  51. Swift MJ, Heal OW, Anderson JM (1979). Decomposition in terrestrial ecosystems. In: Studies of ecology, vol 5. University of California Press, BerkeleyGoogle Scholar
  52. Takeda H (1995) A 5 year study of litter decomposition processes in a Chamaecyparis obtusa. Endl For Ecol Res 10:95–104CrossRefGoogle Scholar
  53. Tank JL, Rosi-Marshall EJ, Griffiths NA, Entrekin SA, Stephen ML (2010) A review of allochthonous organic matter dynamics and metabolism in streams. J North Am Benthol Soc. 29:118–146Google Scholar
  54. Taylor CB, Wilson DD, Brown LJ, Stewart MK, Burden RJ, Brailsford GW (1989) Sources and flow of North Canterbury Plains groundwater, New Zealand. J Hydrol 106:311–340CrossRefGoogle Scholar
  55. Tockner K, Malard F, Ward JV (2000) An extension of the flood pulse concept. Hydrol Process 14:2861–2883CrossRefGoogle Scholar
  56. Uetz GW, van der Lahn KL, Summers KL, Gibson PAK, Getz LL (1979) The effects of flooding on floodplain arthropod distribution, abundance and community structure. Am Midl Nat 101:289–299CrossRefGoogle Scholar
  57. Wallace JB, Eggert SL, Meyer JL, Webster JR (1997) Multiple trophic levels of a forest stream linked to terrestrial litter inputs. Science 277:102–104CrossRefGoogle Scholar
  58. Ward JV, Tockner K, Arscott DB, Claret C (2002) Riverine landscape diversity. Freshw Biol 47:517–539CrossRefGoogle Scholar
  59. Webster JR, Benfield EF, Hutchens JJ, Tank JL, Golladay SW, Adams JC (2001) Do leaf breakdown rates actually measure leaf disappearance from streams? Int Rev Hydrobiol 86:417–427CrossRefGoogle Scholar
  60. Wishart MJ (2000) The terrestrial invertebrate fauna of a temporary stream in southern Africa. Afr Zool 35:193–200Google Scholar

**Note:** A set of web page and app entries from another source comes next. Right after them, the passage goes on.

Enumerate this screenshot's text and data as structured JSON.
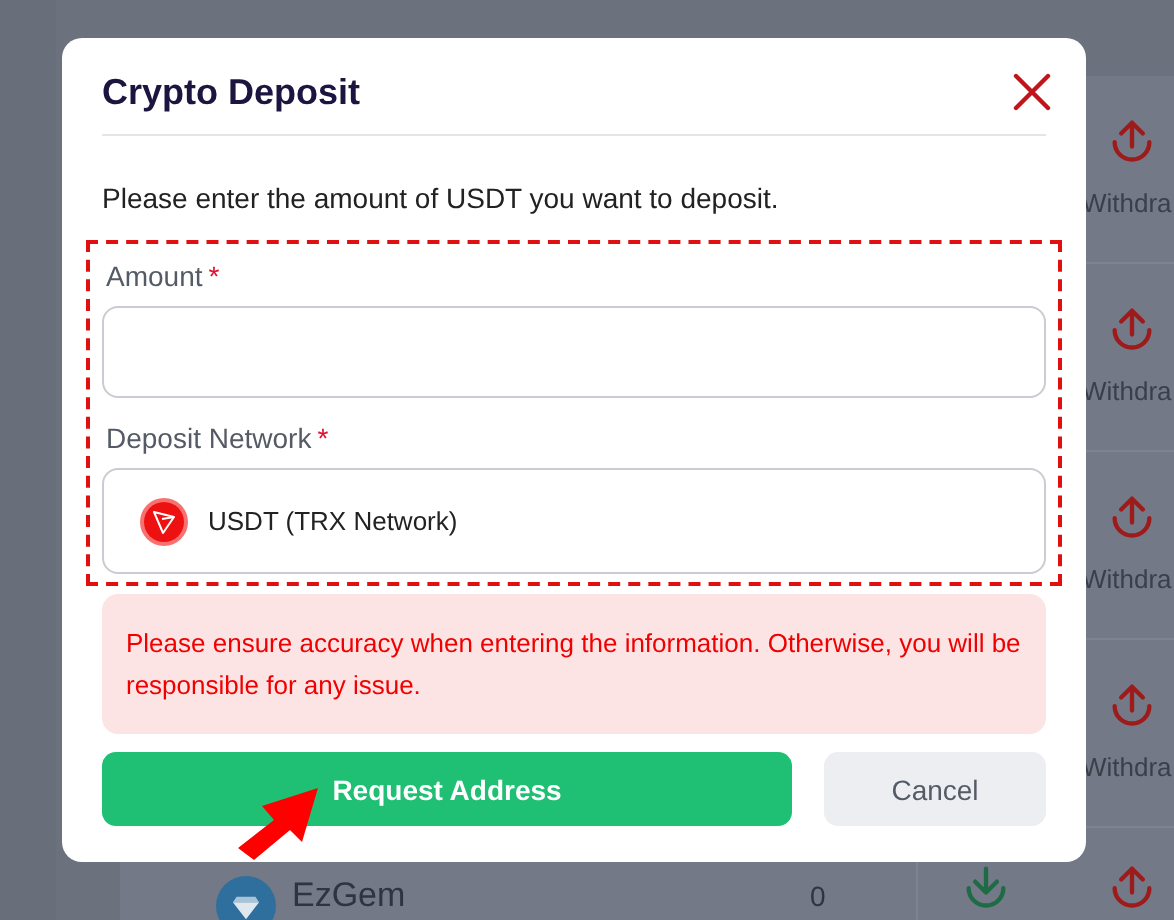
{
  "background": {
    "rows": [
      {
        "actions": [
          {
            "kind": "withdraw",
            "label": "Withdra"
          }
        ]
      },
      {
        "actions": [
          {
            "kind": "withdraw",
            "label": "Withdra"
          }
        ]
      },
      {
        "actions": [
          {
            "kind": "withdraw",
            "label": "Withdra"
          }
        ]
      },
      {
        "actions": [
          {
            "kind": "withdraw",
            "label": "Withdra"
          }
        ]
      },
      {
        "name": "EzGem",
        "amount": "0",
        "actions": [
          {
            "kind": "deposit"
          },
          {
            "kind": "withdraw"
          }
        ]
      }
    ]
  },
  "modal": {
    "title": "Crypto Deposit",
    "instruction": "Please enter the amount of USDT you want to deposit.",
    "fields": [
      {
        "kind": "input",
        "label": "Amount",
        "required_mark": "*"
      },
      {
        "kind": "select",
        "label": "Deposit Network",
        "required_mark": "*",
        "value": "USDT (TRX Network)"
      }
    ],
    "warning": "Please ensure accuracy when entering the information. Otherwise, you will be responsible for any issue.",
    "buttons": [
      {
        "kind": "primary",
        "label": "Request Address"
      },
      {
        "kind": "secondary",
        "label": "Cancel"
      }
    ]
  }
}
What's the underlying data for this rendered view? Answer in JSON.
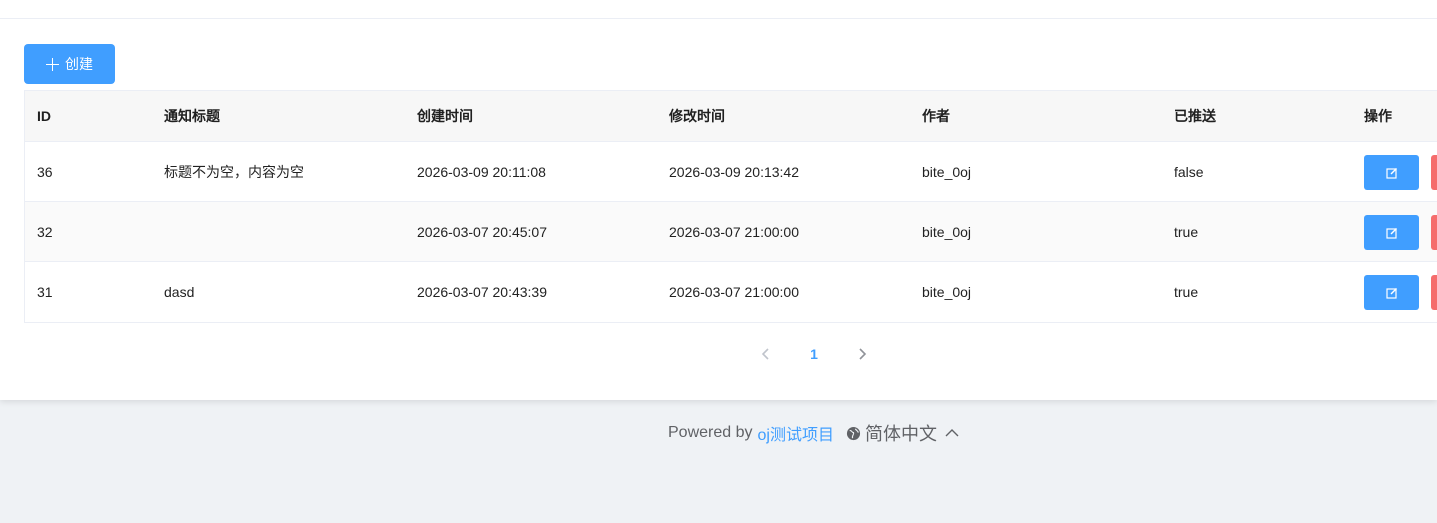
{
  "toolbar": {
    "create_label": "创建"
  },
  "table": {
    "headers": {
      "id": "ID",
      "title": "通知标题",
      "created": "创建时间",
      "modified": "修改时间",
      "author": "作者",
      "sent": "已推送",
      "ops": "操作"
    },
    "rows": [
      {
        "id": "36",
        "title": "标题不为空，内容为空",
        "created": "2026-03-09 20:11:08",
        "modified": "2026-03-09 20:13:42",
        "author": "bite_0oj",
        "sent": "false"
      },
      {
        "id": "32",
        "title": "",
        "created": "2026-03-07 20:45:07",
        "modified": "2026-03-07 21:00:00",
        "author": "bite_0oj",
        "sent": "true"
      },
      {
        "id": "31",
        "title": "dasd",
        "created": "2026-03-07 20:43:39",
        "modified": "2026-03-07 21:00:00",
        "author": "bite_0oj",
        "sent": "true"
      }
    ]
  },
  "pagination": {
    "current_page": "1"
  },
  "footer": {
    "powered_by": "Powered by",
    "project_link": "oj测试项目",
    "language": "简体中文"
  },
  "colors": {
    "primary": "#409eff",
    "danger": "#f56c6c",
    "background": "#eff2f5"
  },
  "icons": [
    "plus-icon",
    "edit-icon",
    "chevron-left-icon",
    "chevron-right-icon",
    "globe-icon",
    "chevron-up-icon"
  ]
}
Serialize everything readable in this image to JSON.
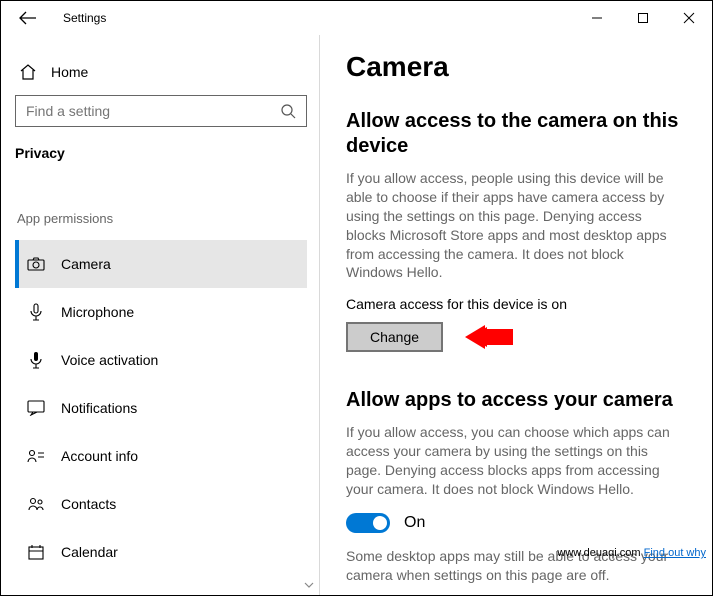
{
  "titlebar": {
    "label": "Settings"
  },
  "sidebar": {
    "home_label": "Home",
    "search_placeholder": "Find a setting",
    "section": "Privacy",
    "group_label": "App permissions",
    "items": [
      {
        "label": "Camera"
      },
      {
        "label": "Microphone"
      },
      {
        "label": "Voice activation"
      },
      {
        "label": "Notifications"
      },
      {
        "label": "Account info"
      },
      {
        "label": "Contacts"
      },
      {
        "label": "Calendar"
      }
    ]
  },
  "content": {
    "page_title": "Camera",
    "s1_heading": "Allow access to the camera on this device",
    "s1_body": "If you allow access, people using this device will be able to choose if their apps have camera access by using the settings on this page. Denying access blocks Microsoft Store apps and most desktop apps from accessing the camera. It does not block Windows Hello.",
    "status_line": "Camera access for this device is on",
    "change_label": "Change",
    "s2_heading": "Allow apps to access your camera",
    "s2_body": "If you allow access, you can choose which apps can access your camera by using the settings on this page. Denying access blocks apps from accessing your camera. It does not block Windows Hello.",
    "toggle_label": "On",
    "s3_body": "Some desktop apps may still be able to access your camera when settings on this page are off."
  },
  "attribution": {
    "site": "www.deuaqi.com",
    "link": "Find out why"
  }
}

Copyright information

© Springer Basel AG 2011

Authors and Affiliations

  • Roland Corti
    • 1
  • T. Datry
    • 1
  • L. Drummond
    • 2
  • S. T. Larned
    • 2
  1. 1.Cemagref, UR MALY, Biologie des Ecosystèmes AquatiquesLyonFrance
  2. 2.National Institute of Water and Atmospheric Research LtdChristchurchNew Zealand

Personalised recommendations